Print out the data that follows exactly, character for character, apart from the pictures.

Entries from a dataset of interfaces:
──────────────────────────────
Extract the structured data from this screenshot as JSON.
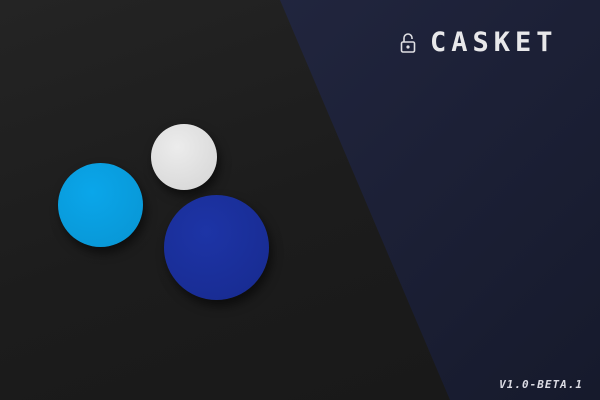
{
  "app": {
    "title": "CASKET",
    "version": "V1.0-BETA.1"
  },
  "colors": {
    "left_bg": "#1c1c1c",
    "right_bg": "#1f2339",
    "cyan": "#0aa0e0",
    "white": "#e0e0e0",
    "blue": "#1a2fa0"
  },
  "icons": {
    "brand": "unlocked-padlock-icon"
  }
}
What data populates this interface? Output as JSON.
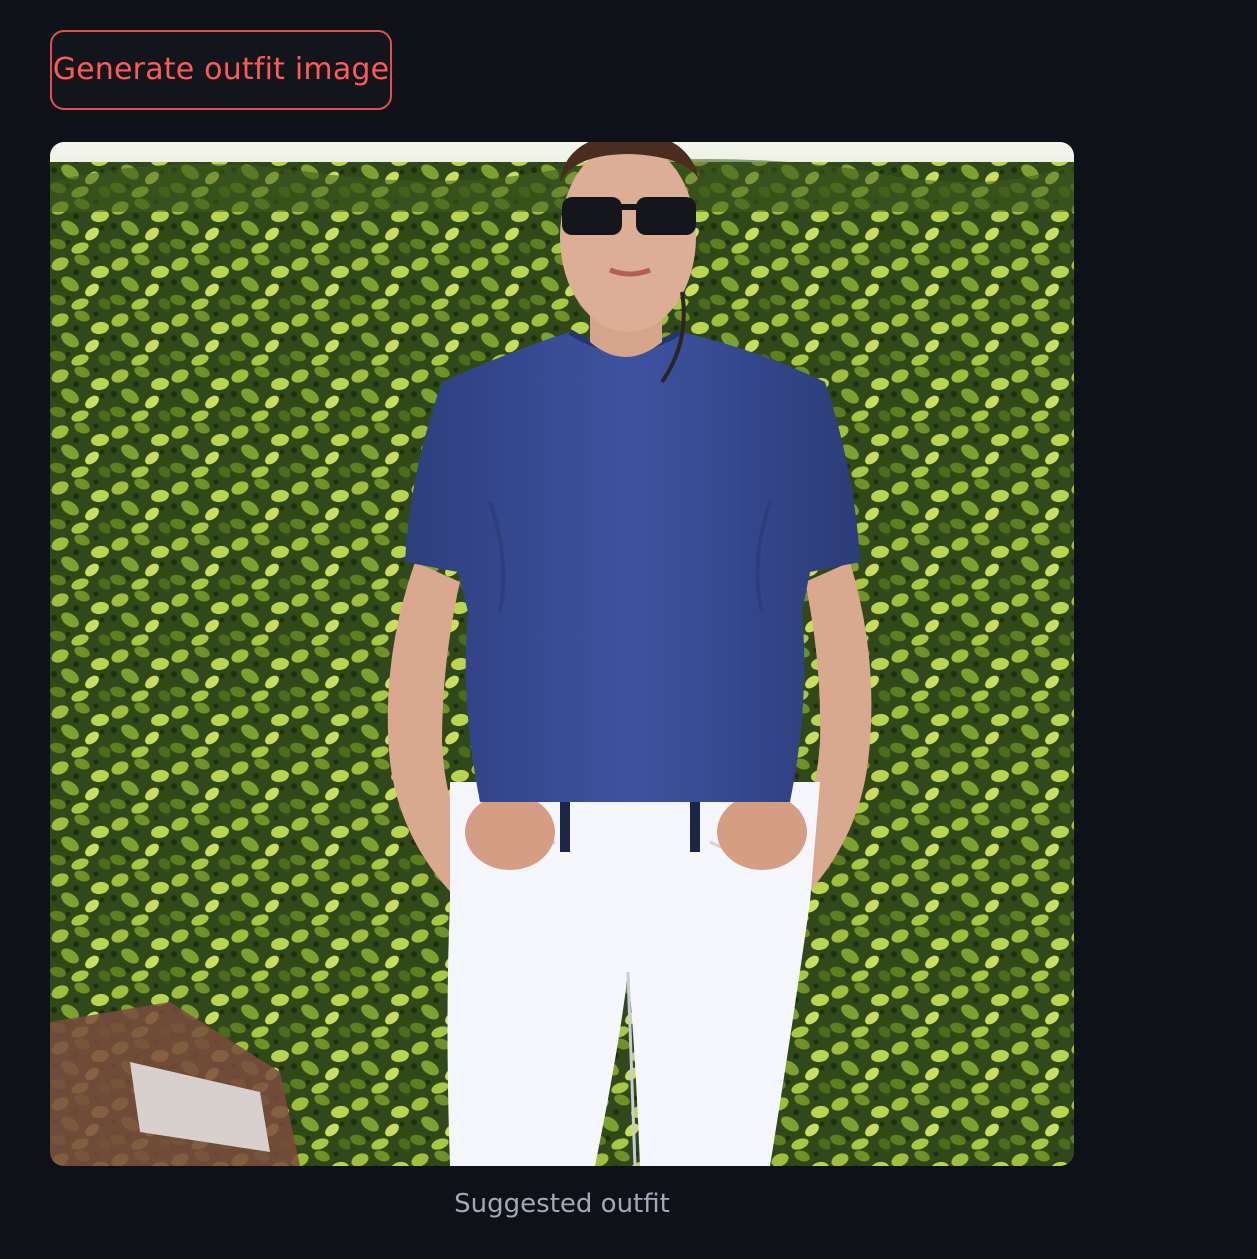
{
  "button": {
    "label": "Generate outfit image"
  },
  "image": {
    "alt": "Suggested outfit"
  },
  "caption": "Suggested outfit",
  "colors": {
    "background": "#0e1117",
    "accent": "#ff5a55",
    "caption": "#a3a8b8"
  }
}
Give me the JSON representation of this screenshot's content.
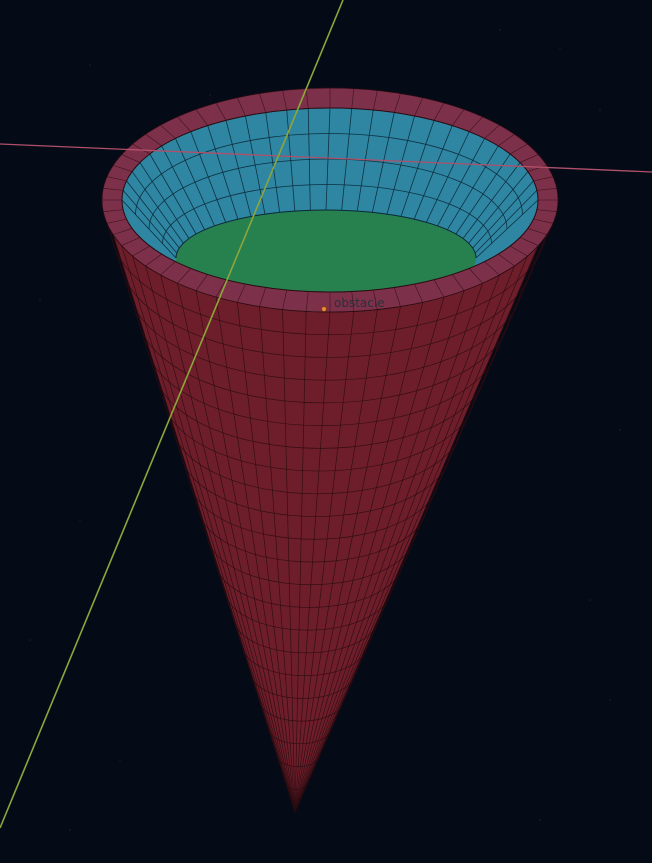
{
  "scene": {
    "object_name": "obstacle",
    "colors": {
      "background": "#050a17",
      "cone_outer": "#6e1e2a",
      "cone_outer_light": "#7c2636",
      "rim": "#7d3049",
      "inner_wall": "#2e86a3",
      "inner_floor": "#26814f",
      "wire": "#2a0c12",
      "axis_x": "#b0506a",
      "axis_y": "#8da63a",
      "origin": "#f08a3a"
    },
    "axes": [
      "x-axis",
      "y-axis"
    ]
  }
}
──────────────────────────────
# ANSWER FOR THE TASK:
Extract the structured data from this screenshot as JSON.
{
  "app": {
    "title": "CASKET",
    "version": "V1.0-BETA.1"
  },
  "colors": {
    "left_bg": "#1c1c1c",
    "right_bg": "#1f2339",
    "cyan": "#0aa0e0",
    "white": "#e0e0e0",
    "blue": "#1a2fa0"
  },
  "icons": {
    "brand": "unlocked-padlock-icon"
  }
}
What data populates this interface? Output as JSON.
{
  "button": {
    "label": "Generate outfit image"
  },
  "image": {
    "alt": "Suggested outfit"
  },
  "caption": "Suggested outfit",
  "colors": {
    "background": "#0e1117",
    "accent": "#ff5a55",
    "caption": "#a3a8b8"
  }
}
Give me the JSON representation of this screenshot's content.
{
  "scene": {
    "object_name": "obstacle",
    "colors": {
      "background": "#050a17",
      "cone_outer": "#6e1e2a",
      "cone_outer_light": "#7c2636",
      "rim": "#7d3049",
      "inner_wall": "#2e86a3",
      "inner_floor": "#26814f",
      "wire": "#2a0c12",
      "axis_x": "#b0506a",
      "axis_y": "#8da63a",
      "origin": "#f08a3a"
    },
    "axes": [
      "x-axis",
      "y-axis"
    ]
  }
}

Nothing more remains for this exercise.